[Start of Attachment]

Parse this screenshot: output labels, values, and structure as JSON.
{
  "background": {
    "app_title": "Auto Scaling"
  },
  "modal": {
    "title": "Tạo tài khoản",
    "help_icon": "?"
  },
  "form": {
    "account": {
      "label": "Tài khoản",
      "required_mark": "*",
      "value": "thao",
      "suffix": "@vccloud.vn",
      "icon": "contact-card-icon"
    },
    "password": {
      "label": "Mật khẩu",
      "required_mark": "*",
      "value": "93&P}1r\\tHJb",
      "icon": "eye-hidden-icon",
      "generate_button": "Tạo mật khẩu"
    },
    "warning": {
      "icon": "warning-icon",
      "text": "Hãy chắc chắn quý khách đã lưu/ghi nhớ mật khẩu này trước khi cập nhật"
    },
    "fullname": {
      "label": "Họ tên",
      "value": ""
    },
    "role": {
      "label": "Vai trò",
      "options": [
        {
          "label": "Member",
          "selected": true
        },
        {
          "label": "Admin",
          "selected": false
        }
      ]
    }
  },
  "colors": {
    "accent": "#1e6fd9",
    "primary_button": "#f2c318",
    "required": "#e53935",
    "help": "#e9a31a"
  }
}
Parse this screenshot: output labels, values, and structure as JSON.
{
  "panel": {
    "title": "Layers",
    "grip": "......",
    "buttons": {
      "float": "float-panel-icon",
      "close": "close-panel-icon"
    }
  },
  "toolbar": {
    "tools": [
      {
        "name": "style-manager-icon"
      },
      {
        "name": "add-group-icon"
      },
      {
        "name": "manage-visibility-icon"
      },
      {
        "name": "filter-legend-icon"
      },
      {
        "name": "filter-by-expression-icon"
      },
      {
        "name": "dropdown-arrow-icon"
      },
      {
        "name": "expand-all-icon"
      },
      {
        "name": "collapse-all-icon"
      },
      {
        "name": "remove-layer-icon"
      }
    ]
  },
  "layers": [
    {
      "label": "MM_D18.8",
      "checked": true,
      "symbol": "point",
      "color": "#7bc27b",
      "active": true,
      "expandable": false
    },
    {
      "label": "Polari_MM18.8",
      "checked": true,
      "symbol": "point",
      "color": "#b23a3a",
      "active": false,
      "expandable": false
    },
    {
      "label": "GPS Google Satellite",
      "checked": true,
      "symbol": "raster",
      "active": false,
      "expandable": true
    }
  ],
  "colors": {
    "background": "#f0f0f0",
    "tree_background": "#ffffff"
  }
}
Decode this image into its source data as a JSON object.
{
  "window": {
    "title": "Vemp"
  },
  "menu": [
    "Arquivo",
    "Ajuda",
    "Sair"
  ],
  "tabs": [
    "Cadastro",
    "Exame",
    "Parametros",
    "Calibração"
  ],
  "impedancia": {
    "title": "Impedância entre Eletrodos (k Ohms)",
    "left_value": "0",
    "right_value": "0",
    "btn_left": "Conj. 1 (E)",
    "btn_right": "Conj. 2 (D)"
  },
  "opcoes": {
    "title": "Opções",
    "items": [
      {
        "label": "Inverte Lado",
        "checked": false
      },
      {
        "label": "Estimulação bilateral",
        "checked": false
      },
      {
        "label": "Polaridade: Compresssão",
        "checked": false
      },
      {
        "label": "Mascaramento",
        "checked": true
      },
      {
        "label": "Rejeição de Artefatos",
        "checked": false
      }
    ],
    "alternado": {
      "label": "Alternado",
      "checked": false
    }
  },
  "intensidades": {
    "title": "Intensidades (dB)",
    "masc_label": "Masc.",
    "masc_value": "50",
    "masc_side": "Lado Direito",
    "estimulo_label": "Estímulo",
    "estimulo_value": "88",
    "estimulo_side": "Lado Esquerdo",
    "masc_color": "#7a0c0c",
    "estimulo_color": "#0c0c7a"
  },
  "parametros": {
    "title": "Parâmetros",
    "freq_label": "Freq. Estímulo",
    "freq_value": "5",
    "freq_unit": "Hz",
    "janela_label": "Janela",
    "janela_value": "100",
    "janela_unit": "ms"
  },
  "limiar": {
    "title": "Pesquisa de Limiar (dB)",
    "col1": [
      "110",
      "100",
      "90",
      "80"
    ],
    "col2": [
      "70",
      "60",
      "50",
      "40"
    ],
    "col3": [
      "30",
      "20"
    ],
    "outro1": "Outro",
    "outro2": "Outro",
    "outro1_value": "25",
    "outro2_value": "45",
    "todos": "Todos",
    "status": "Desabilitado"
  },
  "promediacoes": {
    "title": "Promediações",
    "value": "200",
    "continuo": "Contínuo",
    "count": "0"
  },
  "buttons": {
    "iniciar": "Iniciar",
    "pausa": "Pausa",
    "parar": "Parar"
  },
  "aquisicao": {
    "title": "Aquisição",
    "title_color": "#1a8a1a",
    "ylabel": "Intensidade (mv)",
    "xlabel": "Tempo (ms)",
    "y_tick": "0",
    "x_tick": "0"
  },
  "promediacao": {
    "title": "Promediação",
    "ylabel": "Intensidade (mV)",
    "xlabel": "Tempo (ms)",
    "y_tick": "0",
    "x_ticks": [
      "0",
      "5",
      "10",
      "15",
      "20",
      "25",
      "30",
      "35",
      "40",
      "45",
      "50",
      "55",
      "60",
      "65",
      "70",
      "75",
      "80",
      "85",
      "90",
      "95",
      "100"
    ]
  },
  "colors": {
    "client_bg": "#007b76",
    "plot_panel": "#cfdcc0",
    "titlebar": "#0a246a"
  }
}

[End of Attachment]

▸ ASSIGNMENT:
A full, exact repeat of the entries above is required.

▸ RESULT:
Parse this screenshot: output labels, values, and structure as JSON.
{
  "background": {
    "app_title": "Auto Scaling"
  },
  "modal": {
    "title": "Tạo tài khoản",
    "help_icon": "?"
  },
  "form": {
    "account": {
      "label": "Tài khoản",
      "required_mark": "*",
      "value": "thao",
      "suffix": "@vccloud.vn",
      "icon": "contact-card-icon"
    },
    "password": {
      "label": "Mật khẩu",
      "required_mark": "*",
      "value": "93&P}1r\\tHJb",
      "icon": "eye-hidden-icon",
      "generate_button": "Tạo mật khẩu"
    },
    "warning": {
      "icon": "warning-icon",
      "text": "Hãy chắc chắn quý khách đã lưu/ghi nhớ mật khẩu này trước khi cập nhật"
    },
    "fullname": {
      "label": "Họ tên",
      "value": ""
    },
    "role": {
      "label": "Vai trò",
      "options": [
        {
          "label": "Member",
          "selected": true
        },
        {
          "label": "Admin",
          "selected": false
        }
      ]
    }
  },
  "colors": {
    "accent": "#1e6fd9",
    "primary_button": "#f2c318",
    "required": "#e53935",
    "help": "#e9a31a"
  }
}
Parse this screenshot: output labels, values, and structure as JSON.
{
  "panel": {
    "title": "Layers",
    "grip": "......",
    "buttons": {
      "float": "float-panel-icon",
      "close": "close-panel-icon"
    }
  },
  "toolbar": {
    "tools": [
      {
        "name": "style-manager-icon"
      },
      {
        "name": "add-group-icon"
      },
      {
        "name": "manage-visibility-icon"
      },
      {
        "name": "filter-legend-icon"
      },
      {
        "name": "filter-by-expression-icon"
      },
      {
        "name": "dropdown-arrow-icon"
      },
      {
        "name": "expand-all-icon"
      },
      {
        "name": "collapse-all-icon"
      },
      {
        "name": "remove-layer-icon"
      }
    ]
  },
  "layers": [
    {
      "label": "MM_D18.8",
      "checked": true,
      "symbol": "point",
      "color": "#7bc27b",
      "active": true,
      "expandable": false
    },
    {
      "label": "Polari_MM18.8",
      "checked": true,
      "symbol": "point",
      "color": "#b23a3a",
      "active": false,
      "expandable": false
    },
    {
      "label": "GPS Google Satellite",
      "checked": true,
      "symbol": "raster",
      "active": false,
      "expandable": true
    }
  ],
  "colors": {
    "background": "#f0f0f0",
    "tree_background": "#ffffff"
  }
}
Decode this image into its source data as a JSON object.
{
  "window": {
    "title": "Vemp"
  },
  "menu": [
    "Arquivo",
    "Ajuda",
    "Sair"
  ],
  "tabs": [
    "Cadastro",
    "Exame",
    "Parametros",
    "Calibração"
  ],
  "impedancia": {
    "title": "Impedância entre Eletrodos (k Ohms)",
    "left_value": "0",
    "right_value": "0",
    "btn_left": "Conj. 1 (E)",
    "btn_right": "Conj. 2 (D)"
  },
  "opcoes": {
    "title": "Opções",
    "items": [
      {
        "label": "Inverte Lado",
        "checked": false
      },
      {
        "label": "Estimulação bilateral",
        "checked": false
      },
      {
        "label": "Polaridade: Compresssão",
        "checked": false
      },
      {
        "label": "Mascaramento",
        "checked": true
      },
      {
        "label": "Rejeição de Artefatos",
        "checked": false
      }
    ],
    "alternado": {
      "label": "Alternado",
      "checked": false
    }
  },
  "intensidades": {
    "title": "Intensidades (dB)",
    "masc_label": "Masc.",
    "masc_value": "50",
    "masc_side": "Lado Direito",
    "estimulo_label": "Estímulo",
    "estimulo_value": "88",
    "estimulo_side": "Lado Esquerdo",
    "masc_color": "#7a0c0c",
    "estimulo_color": "#0c0c7a"
  },
  "parametros": {
    "title": "Parâmetros",
    "freq_label": "Freq. Estímulo",
    "freq_value": "5",
    "freq_unit": "Hz",
    "janela_label": "Janela",
    "janela_value": "100",
    "janela_unit": "ms"
  },
  "limiar": {
    "title": "Pesquisa de Limiar (dB)",
    "col1": [
      "110",
      "100",
      "90",
      "80"
    ],
    "col2": [
      "70",
      "60",
      "50",
      "40"
    ],
    "col3": [
      "30",
      "20"
    ],
    "outro1": "Outro",
    "outro2": "Outro",
    "outro1_value": "25",
    "outro2_value": "45",
    "todos": "Todos",
    "status": "Desabilitado"
  },
  "promediacoes": {
    "title": "Promediações",
    "value": "200",
    "continuo": "Contínuo",
    "count": "0"
  },
  "buttons": {
    "iniciar": "Iniciar",
    "pausa": "Pausa",
    "parar": "Parar"
  },
  "aquisicao": {
    "title": "Aquisição",
    "title_color": "#1a8a1a",
    "ylabel": "Intensidade (mv)",
    "xlabel": "Tempo (ms)",
    "y_tick": "0",
    "x_tick": "0"
  },
  "promediacao": {
    "title": "Promediação",
    "ylabel": "Intensidade (mV)",
    "xlabel": "Tempo (ms)",
    "y_tick": "0",
    "x_ticks": [
      "0",
      "5",
      "10",
      "15",
      "20",
      "25",
      "30",
      "35",
      "40",
      "45",
      "50",
      "55",
      "60",
      "65",
      "70",
      "75",
      "80",
      "85",
      "90",
      "95",
      "100"
    ]
  },
  "colors": {
    "client_bg": "#007b76",
    "plot_panel": "#cfdcc0",
    "titlebar": "#0a246a"
  }
}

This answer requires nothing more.